STORED DATA:
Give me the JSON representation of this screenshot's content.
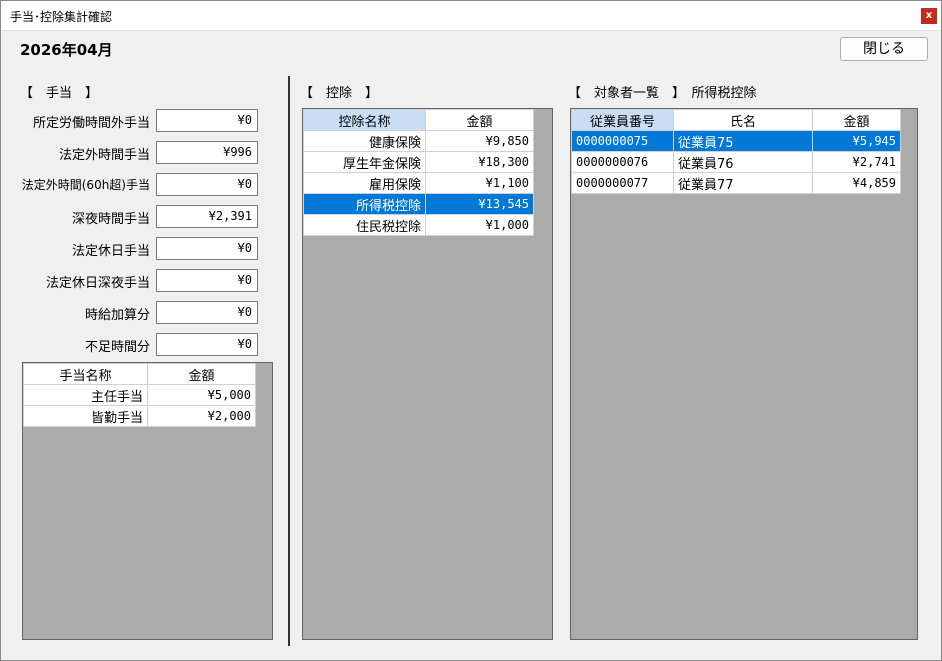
{
  "window": {
    "title": "手当･控除集計確認",
    "close_glyph": "x"
  },
  "header": {
    "period": "2026年04月",
    "close_button": "閉じる"
  },
  "allowance": {
    "section_label": "【　手当　】",
    "fields": [
      {
        "label": "所定労働時間外手当",
        "value": "¥0"
      },
      {
        "label": "法定外時間手当",
        "value": "¥996"
      },
      {
        "label": "法定外時間(60h超)手当",
        "value": "¥0"
      },
      {
        "label": "深夜時間手当",
        "value": "¥2,391"
      },
      {
        "label": "法定休日手当",
        "value": "¥0"
      },
      {
        "label": "法定休日深夜手当",
        "value": "¥0"
      },
      {
        "label": "時給加算分",
        "value": "¥0"
      },
      {
        "label": "不足時間分",
        "value": "¥0"
      }
    ],
    "table": {
      "headers": [
        "手当名称",
        "金額"
      ],
      "rows": [
        {
          "name": "主任手当",
          "amount": "¥5,000"
        },
        {
          "name": "皆勤手当",
          "amount": "¥2,000"
        }
      ]
    }
  },
  "deduction": {
    "section_label": "【　控除　】",
    "table": {
      "headers": [
        "控除名称",
        "金額"
      ],
      "rows": [
        {
          "name": "健康保険",
          "amount": "¥9,850"
        },
        {
          "name": "厚生年金保険",
          "amount": "¥18,300"
        },
        {
          "name": "雇用保険",
          "amount": "¥1,100"
        },
        {
          "name": "所得税控除",
          "amount": "¥13,545"
        },
        {
          "name": "住民税控除",
          "amount": "¥1,000"
        }
      ]
    }
  },
  "targets": {
    "section_label": "【　対象者一覧　】　所得税控除",
    "table": {
      "headers": [
        "従業員番号",
        "氏名",
        "金額"
      ],
      "rows": [
        {
          "id": "0000000075",
          "name": "従業員75",
          "amount": "¥5,945"
        },
        {
          "id": "0000000076",
          "name": "従業員76",
          "amount": "¥2,741"
        },
        {
          "id": "0000000077",
          "name": "従業員77",
          "amount": "¥4,859"
        }
      ]
    }
  },
  "colors": {
    "selection": "#0078d7",
    "header_highlight": "#c9def5",
    "grid_background": "#ababab",
    "close_button": "#c42b1c"
  }
}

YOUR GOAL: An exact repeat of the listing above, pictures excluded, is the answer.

TASK ANSWER:
Give me the JSON representation of this screenshot's content.
{
  "window": {
    "title": "手当･控除集計確認",
    "close_glyph": "x"
  },
  "header": {
    "period": "2026年04月",
    "close_button": "閉じる"
  },
  "allowance": {
    "section_label": "【　手当　】",
    "fields": [
      {
        "label": "所定労働時間外手当",
        "value": "¥0"
      },
      {
        "label": "法定外時間手当",
        "value": "¥996"
      },
      {
        "label": "法定外時間(60h超)手当",
        "value": "¥0"
      },
      {
        "label": "深夜時間手当",
        "value": "¥2,391"
      },
      {
        "label": "法定休日手当",
        "value": "¥0"
      },
      {
        "label": "法定休日深夜手当",
        "value": "¥0"
      },
      {
        "label": "時給加算分",
        "value": "¥0"
      },
      {
        "label": "不足時間分",
        "value": "¥0"
      }
    ],
    "table": {
      "headers": [
        "手当名称",
        "金額"
      ],
      "rows": [
        {
          "name": "主任手当",
          "amount": "¥5,000"
        },
        {
          "name": "皆勤手当",
          "amount": "¥2,000"
        }
      ]
    }
  },
  "deduction": {
    "section_label": "【　控除　】",
    "table": {
      "headers": [
        "控除名称",
        "金額"
      ],
      "rows": [
        {
          "name": "健康保険",
          "amount": "¥9,850"
        },
        {
          "name": "厚生年金保険",
          "amount": "¥18,300"
        },
        {
          "name": "雇用保険",
          "amount": "¥1,100"
        },
        {
          "name": "所得税控除",
          "amount": "¥13,545"
        },
        {
          "name": "住民税控除",
          "amount": "¥1,000"
        }
      ]
    }
  },
  "targets": {
    "section_label": "【　対象者一覧　】　所得税控除",
    "table": {
      "headers": [
        "従業員番号",
        "氏名",
        "金額"
      ],
      "rows": [
        {
          "id": "0000000075",
          "name": "従業員75",
          "amount": "¥5,945"
        },
        {
          "id": "0000000076",
          "name": "従業員76",
          "amount": "¥2,741"
        },
        {
          "id": "0000000077",
          "name": "従業員77",
          "amount": "¥4,859"
        }
      ]
    }
  },
  "colors": {
    "selection": "#0078d7",
    "header_highlight": "#c9def5",
    "grid_background": "#ababab",
    "close_button": "#c42b1c"
  }
}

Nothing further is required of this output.